I bought these, but Mr. G made me a ton of some similar ones that I also used as gift tags for Christmas presents!
Super cute and easy to make!
Super cute and easy to make!
Slate markers...
Slate markers…
Harlane rose markers...
Harlane rose markers…

Fun at a Plant Exchange

Tonight was the plant exchange at our local library. I decided to take miniature iris. I love my mini iris and wanted them to find good homes, so I decided to dress them up as cute as possible. I figured putting their best foot forward would help.

First up, I made names tags out of laminated pictures of them tied to twigs Mr. G cut from somewhere in the veriest back of our yard and secured them with twine!

The process…

Next was the digging and repotting. Once they were potted they got a good hardy splash of moopoo tea and were ready to be wrapped and tied with a twine (of course) bow. If you follow my blog, you know I have a “thing” for twine. (Click here to read about it.)

Getting their tonic of Moo Poo Tea…
Wouldn’t you want to take them home??

At the Exchange…

From herbs to tomatoes, hens & chicks to raspberry bushes, there was something for everyone. Our fearless leader, Colletta, introduced each plant while we made our decisions. Right off the bat I had my eye on a chocolate mint … but alas it was gone before I got to the table. I did come home with more hens and chicks and a super healthy start of purple liatris. As for my baby iris, they went home with some very lovely people!

Some of the nicest people in the world are gardeners and tonight at the plant exchange the room was filled with the nicest people!

Bloom Thyme Friday: Frosty News

Here’s the frosty news report… Last night I got home in time to assess the damage. Yes, there is some. When you have a garden as large as mine, it is difficult to cover. As much as I have enjoyed the early spring, it sure is hard to see burnt leaves and buds bending down that I know won’t get to bloom. 😦   I guess you would call me greedy when it comes to blooms.

All in all, the damage is very minimal.

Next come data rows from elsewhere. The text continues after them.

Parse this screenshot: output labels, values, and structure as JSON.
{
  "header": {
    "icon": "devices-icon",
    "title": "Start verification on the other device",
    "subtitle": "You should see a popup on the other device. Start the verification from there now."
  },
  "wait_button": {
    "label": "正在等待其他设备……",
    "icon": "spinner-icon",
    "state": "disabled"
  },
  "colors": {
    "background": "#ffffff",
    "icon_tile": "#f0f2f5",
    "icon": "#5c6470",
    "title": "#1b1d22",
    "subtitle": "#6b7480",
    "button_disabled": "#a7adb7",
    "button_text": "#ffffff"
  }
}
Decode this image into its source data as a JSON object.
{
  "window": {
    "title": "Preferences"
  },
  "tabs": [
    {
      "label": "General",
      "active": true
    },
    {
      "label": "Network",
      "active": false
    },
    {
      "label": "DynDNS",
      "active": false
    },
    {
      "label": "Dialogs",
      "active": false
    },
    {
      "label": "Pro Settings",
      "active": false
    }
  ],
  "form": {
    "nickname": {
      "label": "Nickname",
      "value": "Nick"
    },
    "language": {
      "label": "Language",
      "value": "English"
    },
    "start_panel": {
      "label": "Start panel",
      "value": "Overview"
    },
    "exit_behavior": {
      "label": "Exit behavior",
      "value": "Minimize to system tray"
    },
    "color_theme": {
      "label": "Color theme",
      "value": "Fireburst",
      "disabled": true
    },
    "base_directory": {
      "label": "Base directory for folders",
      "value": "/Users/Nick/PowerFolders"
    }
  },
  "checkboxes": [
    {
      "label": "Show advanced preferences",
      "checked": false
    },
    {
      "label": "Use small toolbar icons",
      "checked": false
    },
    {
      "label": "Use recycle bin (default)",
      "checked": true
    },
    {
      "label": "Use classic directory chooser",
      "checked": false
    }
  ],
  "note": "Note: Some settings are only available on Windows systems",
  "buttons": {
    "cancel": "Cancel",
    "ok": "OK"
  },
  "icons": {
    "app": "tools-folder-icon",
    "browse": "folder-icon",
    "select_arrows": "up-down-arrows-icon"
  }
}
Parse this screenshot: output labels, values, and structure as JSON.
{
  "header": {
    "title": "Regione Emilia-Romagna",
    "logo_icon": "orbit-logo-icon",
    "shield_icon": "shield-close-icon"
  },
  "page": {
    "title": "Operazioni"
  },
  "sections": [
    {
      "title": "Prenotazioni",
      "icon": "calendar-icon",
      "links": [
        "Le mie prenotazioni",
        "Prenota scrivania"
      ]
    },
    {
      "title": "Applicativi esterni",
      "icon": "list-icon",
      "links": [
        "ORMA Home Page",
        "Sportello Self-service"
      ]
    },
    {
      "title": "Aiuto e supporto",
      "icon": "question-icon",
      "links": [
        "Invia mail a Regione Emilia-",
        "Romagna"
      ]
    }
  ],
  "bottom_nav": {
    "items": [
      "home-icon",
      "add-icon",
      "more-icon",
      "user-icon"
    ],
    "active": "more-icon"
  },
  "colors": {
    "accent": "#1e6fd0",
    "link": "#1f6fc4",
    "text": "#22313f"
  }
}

The 10-day forecast looks good and includes some much needed rain.

More Roses

Last night I also planted Red Drift Meigalpio Roses as a border for my new bed. (Mr. G actually hung a huge flashlight thingy for me! He is the BEST!) I think the little Red Drift blooms look so cute and will be great to use in arrangements.

Red Drift…
Here’s how they will look when they grow up…

Red Drift® has the most petite flowers of all of the Drift® Roses. It is perfect for use in front of border plantings. Red Drift® makes a beautiful statement when it drapes naturally over a rock wall or edge. Mature height is less than 1½’ with a wider spread. Great flower power and disease resistance.

Frost-free Zone

Things in the frost-free Potting Shed are doing very well! Take a look at the Mortgage Lifter tomatoes (seeds from The Art of Seed)… Actually there are a few peppers in this picture too!

Baby Mortgage Lifters!

Nasturtiums are doing great too…

Nasturtiums to put around my potted tomato plants…

Coming Soon!

Soon the roses will be blooming and I’ll be planting tomatoes. Around here we take roses and tomatoes seriously!

From the look of the Harrison Yellow  buds, that rose may bloom in the next few days … and that will be 6 weeks early! 🙂

Frost or no frost, I still love an early spring!

Have you been having frosty mornings in your neck of the woods?